_DATA SHOWN_:
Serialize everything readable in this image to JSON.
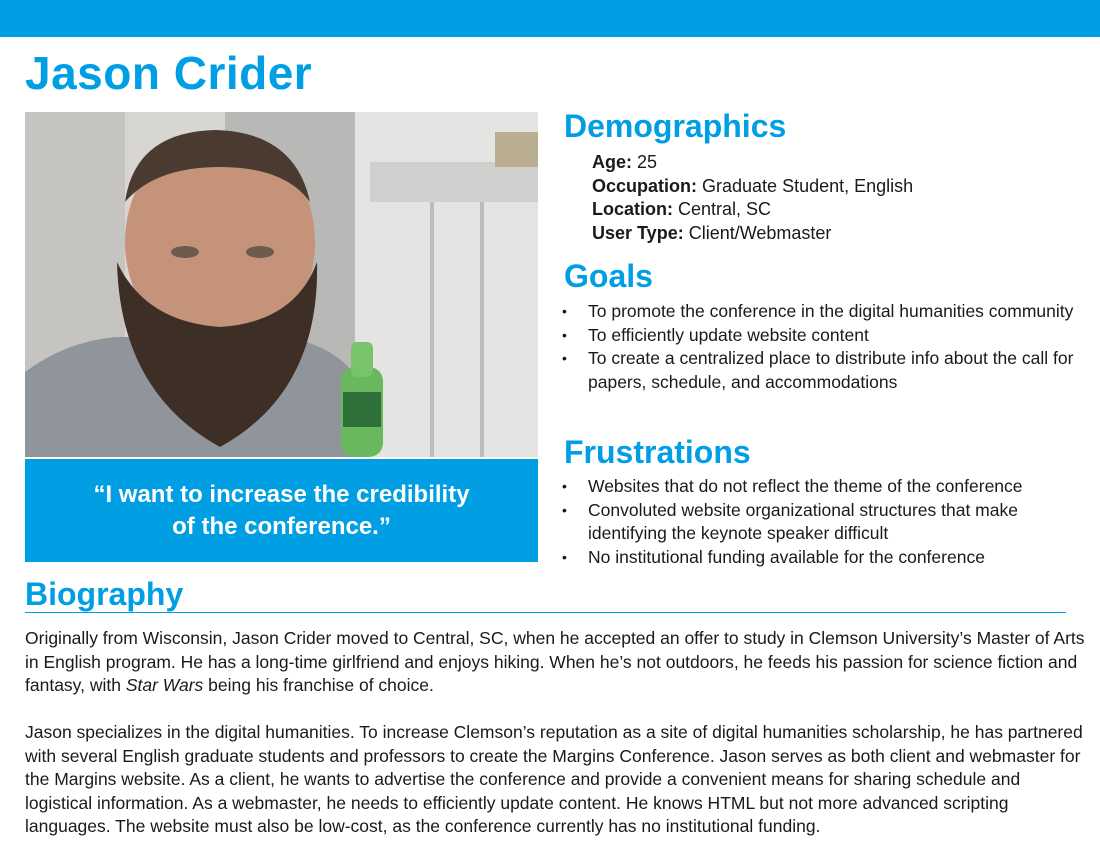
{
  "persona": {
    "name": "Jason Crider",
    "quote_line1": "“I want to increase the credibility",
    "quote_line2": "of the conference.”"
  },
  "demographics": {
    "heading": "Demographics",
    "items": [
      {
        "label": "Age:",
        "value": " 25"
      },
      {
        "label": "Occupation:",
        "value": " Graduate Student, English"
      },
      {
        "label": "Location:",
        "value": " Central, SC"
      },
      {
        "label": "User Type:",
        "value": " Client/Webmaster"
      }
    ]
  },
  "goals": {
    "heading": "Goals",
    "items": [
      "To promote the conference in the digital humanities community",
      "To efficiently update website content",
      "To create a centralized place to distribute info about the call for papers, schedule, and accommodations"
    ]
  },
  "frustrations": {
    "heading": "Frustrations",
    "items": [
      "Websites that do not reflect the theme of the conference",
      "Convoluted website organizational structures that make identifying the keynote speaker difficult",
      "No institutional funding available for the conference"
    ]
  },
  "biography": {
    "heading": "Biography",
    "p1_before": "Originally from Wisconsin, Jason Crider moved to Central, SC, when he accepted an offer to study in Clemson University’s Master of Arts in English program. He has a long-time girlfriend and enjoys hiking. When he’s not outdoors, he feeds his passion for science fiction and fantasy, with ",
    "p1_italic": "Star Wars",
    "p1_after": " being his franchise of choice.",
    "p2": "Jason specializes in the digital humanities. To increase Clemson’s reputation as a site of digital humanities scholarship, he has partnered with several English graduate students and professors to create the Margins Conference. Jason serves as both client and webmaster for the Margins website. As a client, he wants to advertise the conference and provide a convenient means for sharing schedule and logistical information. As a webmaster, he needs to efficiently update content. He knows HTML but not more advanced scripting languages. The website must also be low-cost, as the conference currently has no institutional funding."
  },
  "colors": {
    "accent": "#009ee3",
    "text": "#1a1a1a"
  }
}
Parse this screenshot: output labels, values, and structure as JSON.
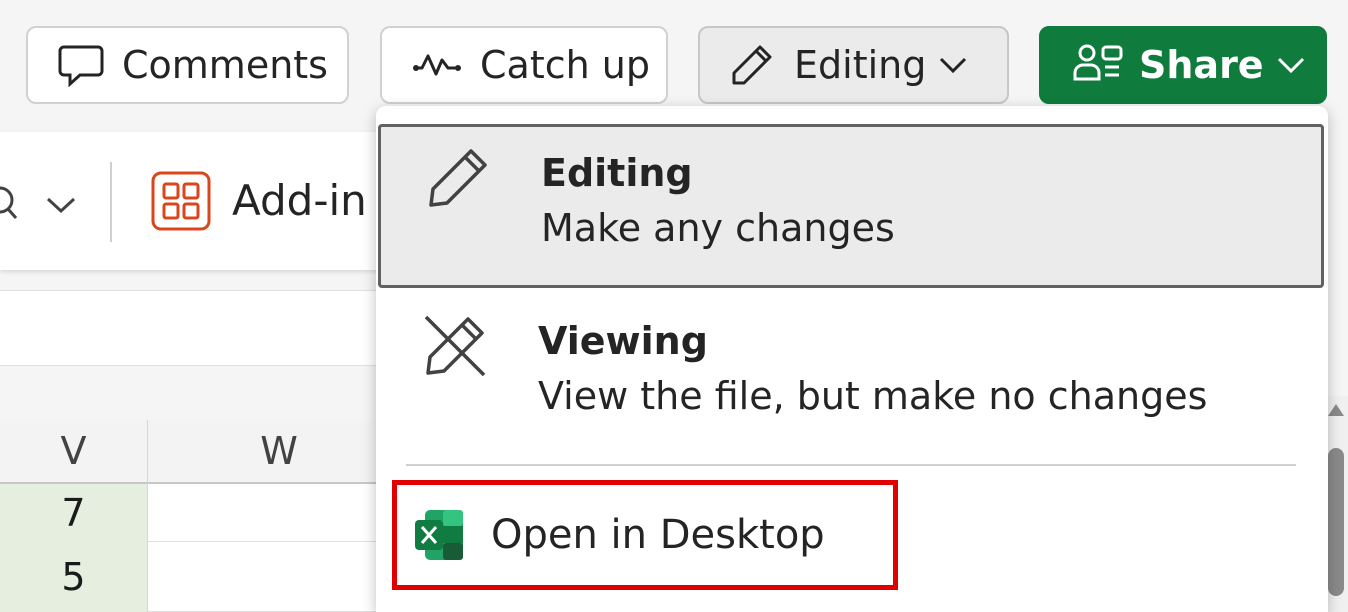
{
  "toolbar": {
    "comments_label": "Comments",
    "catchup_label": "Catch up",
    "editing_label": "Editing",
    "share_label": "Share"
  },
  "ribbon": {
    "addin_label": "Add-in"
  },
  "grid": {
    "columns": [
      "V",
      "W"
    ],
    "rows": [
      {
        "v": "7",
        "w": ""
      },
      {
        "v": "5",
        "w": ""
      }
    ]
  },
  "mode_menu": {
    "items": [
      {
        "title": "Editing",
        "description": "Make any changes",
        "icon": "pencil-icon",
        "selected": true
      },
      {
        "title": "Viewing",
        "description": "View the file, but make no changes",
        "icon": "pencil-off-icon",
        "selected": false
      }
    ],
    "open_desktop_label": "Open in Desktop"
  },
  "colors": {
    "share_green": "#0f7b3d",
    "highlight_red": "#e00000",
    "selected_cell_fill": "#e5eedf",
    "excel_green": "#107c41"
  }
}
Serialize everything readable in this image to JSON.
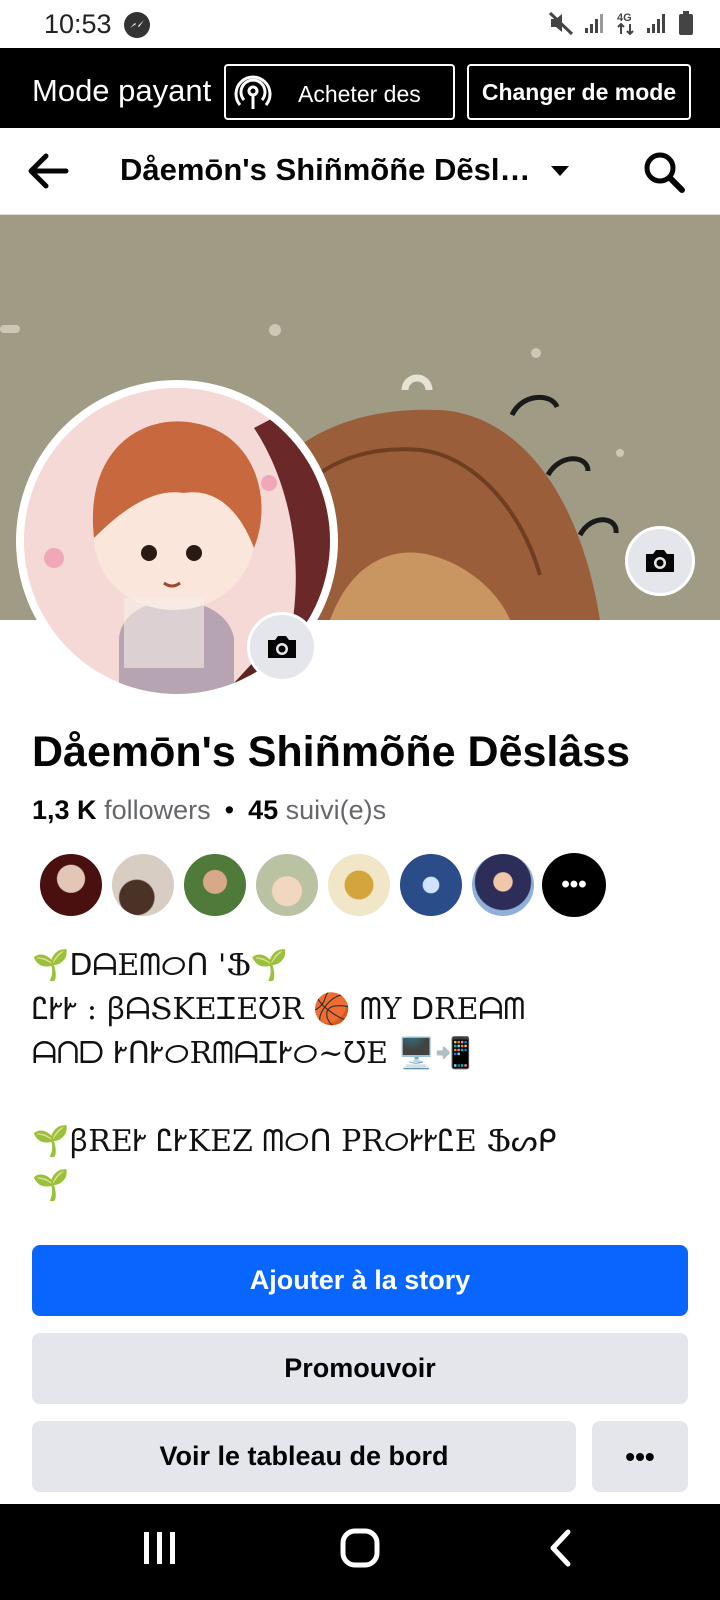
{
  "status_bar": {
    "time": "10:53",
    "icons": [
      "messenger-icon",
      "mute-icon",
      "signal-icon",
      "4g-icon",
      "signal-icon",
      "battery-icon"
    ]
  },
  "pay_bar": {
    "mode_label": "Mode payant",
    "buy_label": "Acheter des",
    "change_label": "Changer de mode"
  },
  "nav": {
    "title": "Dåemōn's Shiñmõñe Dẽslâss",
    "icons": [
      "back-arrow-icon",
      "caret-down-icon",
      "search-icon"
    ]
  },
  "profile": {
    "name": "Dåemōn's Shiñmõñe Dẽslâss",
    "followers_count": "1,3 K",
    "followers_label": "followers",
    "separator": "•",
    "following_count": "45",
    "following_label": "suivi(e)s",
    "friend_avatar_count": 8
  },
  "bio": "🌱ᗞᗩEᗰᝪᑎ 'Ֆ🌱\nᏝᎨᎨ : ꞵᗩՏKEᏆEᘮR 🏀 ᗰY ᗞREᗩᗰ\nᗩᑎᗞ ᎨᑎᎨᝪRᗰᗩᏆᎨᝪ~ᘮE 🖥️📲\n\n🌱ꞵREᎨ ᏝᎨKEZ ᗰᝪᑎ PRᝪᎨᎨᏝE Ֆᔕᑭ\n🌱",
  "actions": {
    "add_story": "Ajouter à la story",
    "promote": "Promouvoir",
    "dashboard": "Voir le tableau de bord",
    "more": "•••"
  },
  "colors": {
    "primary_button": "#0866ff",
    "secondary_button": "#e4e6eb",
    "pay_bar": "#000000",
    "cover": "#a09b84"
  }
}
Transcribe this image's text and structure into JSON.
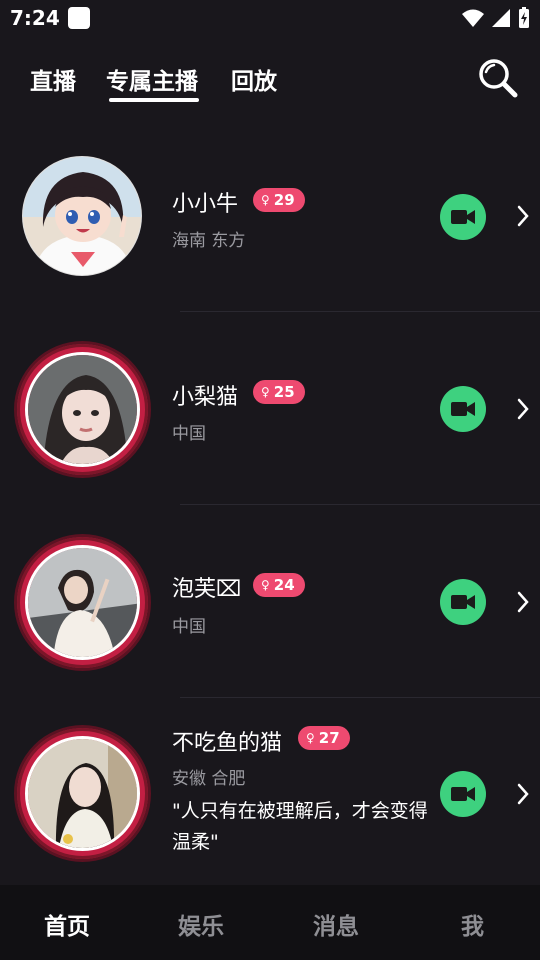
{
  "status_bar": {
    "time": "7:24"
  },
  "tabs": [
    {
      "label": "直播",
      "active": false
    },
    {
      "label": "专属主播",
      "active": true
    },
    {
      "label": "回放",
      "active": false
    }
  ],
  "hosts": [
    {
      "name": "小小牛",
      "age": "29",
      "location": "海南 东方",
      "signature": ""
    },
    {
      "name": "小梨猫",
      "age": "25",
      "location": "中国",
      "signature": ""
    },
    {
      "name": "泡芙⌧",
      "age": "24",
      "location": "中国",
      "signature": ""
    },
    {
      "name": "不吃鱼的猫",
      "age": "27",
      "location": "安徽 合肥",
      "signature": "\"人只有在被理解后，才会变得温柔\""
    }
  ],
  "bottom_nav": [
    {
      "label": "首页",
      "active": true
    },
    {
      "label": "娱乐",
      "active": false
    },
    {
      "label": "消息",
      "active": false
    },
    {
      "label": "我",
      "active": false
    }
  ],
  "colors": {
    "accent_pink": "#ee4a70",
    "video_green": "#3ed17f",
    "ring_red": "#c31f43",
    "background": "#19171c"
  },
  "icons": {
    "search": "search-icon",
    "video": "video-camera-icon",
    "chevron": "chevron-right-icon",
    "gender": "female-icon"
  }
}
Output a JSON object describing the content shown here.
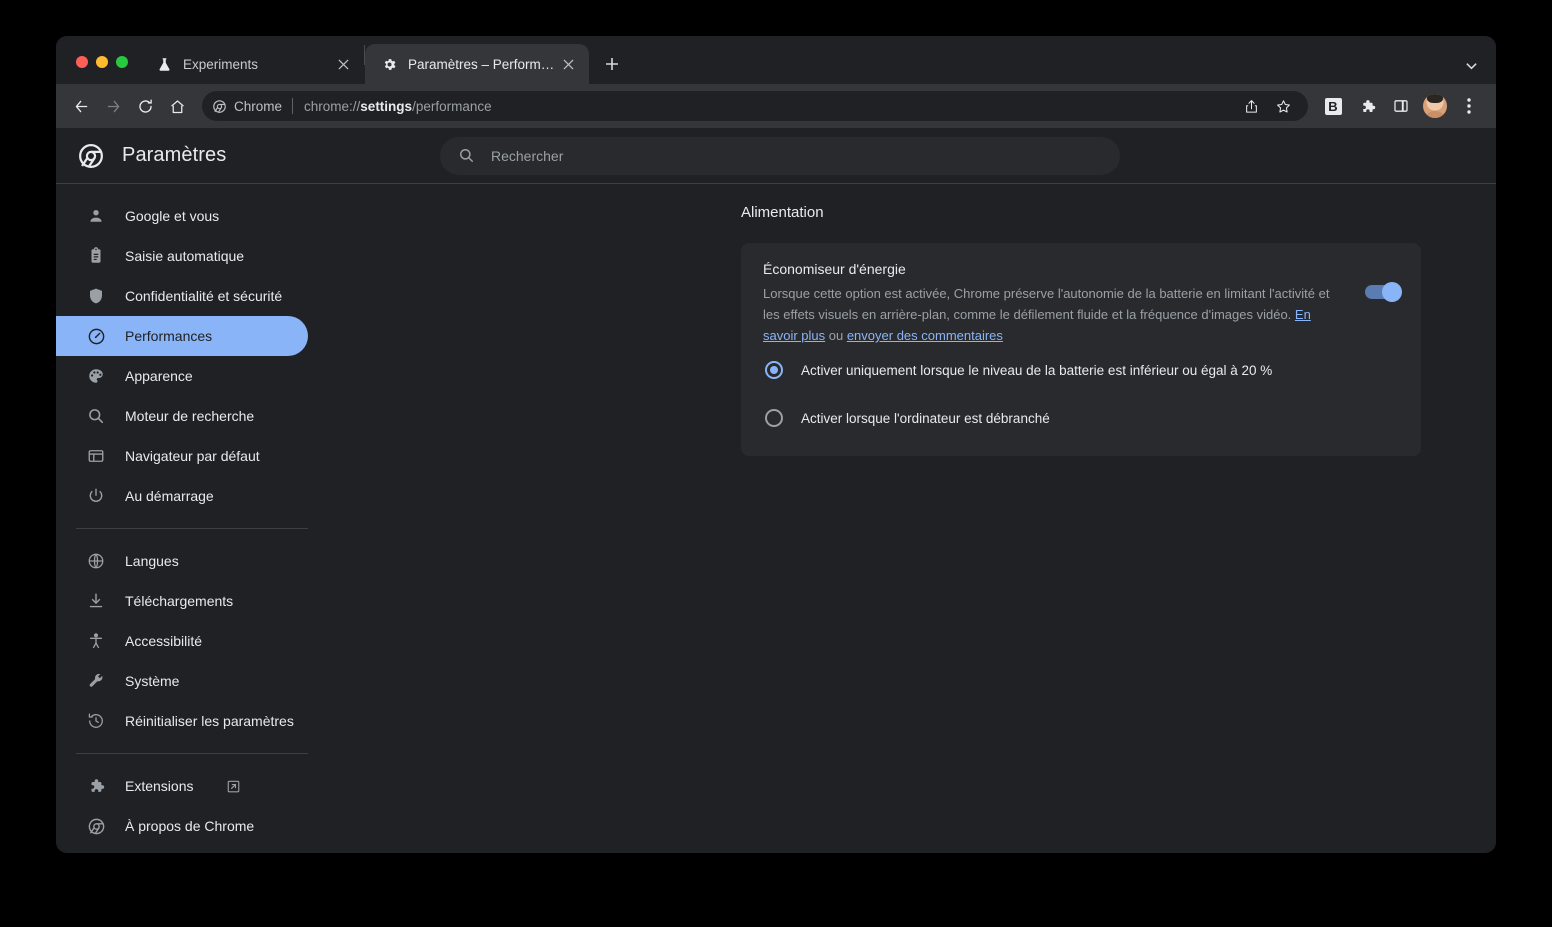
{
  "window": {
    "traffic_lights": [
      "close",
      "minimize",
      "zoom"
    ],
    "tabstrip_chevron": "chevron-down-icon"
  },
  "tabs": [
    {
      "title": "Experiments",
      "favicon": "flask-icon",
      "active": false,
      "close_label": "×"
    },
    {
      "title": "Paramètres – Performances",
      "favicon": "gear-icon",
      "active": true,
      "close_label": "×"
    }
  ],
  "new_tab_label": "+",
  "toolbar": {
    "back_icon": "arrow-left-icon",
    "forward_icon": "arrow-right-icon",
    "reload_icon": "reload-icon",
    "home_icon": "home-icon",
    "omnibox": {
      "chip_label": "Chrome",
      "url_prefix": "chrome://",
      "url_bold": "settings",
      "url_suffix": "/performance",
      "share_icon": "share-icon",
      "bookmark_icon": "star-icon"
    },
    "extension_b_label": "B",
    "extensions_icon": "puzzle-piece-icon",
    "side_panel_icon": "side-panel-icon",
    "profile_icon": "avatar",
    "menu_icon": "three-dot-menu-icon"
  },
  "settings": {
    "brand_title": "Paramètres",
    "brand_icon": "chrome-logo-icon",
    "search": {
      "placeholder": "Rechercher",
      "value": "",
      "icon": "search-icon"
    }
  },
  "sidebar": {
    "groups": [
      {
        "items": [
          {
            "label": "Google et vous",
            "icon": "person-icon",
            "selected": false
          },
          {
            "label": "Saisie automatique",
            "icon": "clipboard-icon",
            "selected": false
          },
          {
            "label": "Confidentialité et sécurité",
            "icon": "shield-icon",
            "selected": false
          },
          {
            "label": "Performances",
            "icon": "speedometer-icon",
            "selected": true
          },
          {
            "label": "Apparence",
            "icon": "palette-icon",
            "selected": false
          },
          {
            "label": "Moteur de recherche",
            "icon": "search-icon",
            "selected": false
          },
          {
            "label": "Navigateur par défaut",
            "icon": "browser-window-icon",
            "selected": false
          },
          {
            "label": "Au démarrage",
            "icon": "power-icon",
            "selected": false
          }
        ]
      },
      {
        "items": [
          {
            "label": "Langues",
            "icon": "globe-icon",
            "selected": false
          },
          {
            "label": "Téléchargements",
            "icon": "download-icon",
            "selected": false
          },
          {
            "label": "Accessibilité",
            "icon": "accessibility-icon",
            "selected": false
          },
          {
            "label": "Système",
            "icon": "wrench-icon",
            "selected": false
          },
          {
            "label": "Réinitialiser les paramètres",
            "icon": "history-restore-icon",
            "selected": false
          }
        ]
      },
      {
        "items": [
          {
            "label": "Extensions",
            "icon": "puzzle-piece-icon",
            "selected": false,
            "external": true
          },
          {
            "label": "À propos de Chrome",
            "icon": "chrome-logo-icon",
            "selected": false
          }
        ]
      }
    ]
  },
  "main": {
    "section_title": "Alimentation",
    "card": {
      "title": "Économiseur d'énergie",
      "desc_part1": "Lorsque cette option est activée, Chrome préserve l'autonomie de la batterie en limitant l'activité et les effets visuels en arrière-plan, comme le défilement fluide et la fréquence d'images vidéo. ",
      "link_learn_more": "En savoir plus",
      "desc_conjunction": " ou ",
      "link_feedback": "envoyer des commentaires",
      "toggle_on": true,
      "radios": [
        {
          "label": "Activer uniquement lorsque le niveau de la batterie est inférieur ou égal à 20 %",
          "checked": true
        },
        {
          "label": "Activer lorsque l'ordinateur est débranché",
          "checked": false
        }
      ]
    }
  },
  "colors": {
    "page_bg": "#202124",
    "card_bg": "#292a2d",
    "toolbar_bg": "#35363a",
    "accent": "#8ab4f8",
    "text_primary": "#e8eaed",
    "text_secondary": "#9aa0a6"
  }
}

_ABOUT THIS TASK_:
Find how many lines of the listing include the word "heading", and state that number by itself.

_YOUR SOLUTION_:
4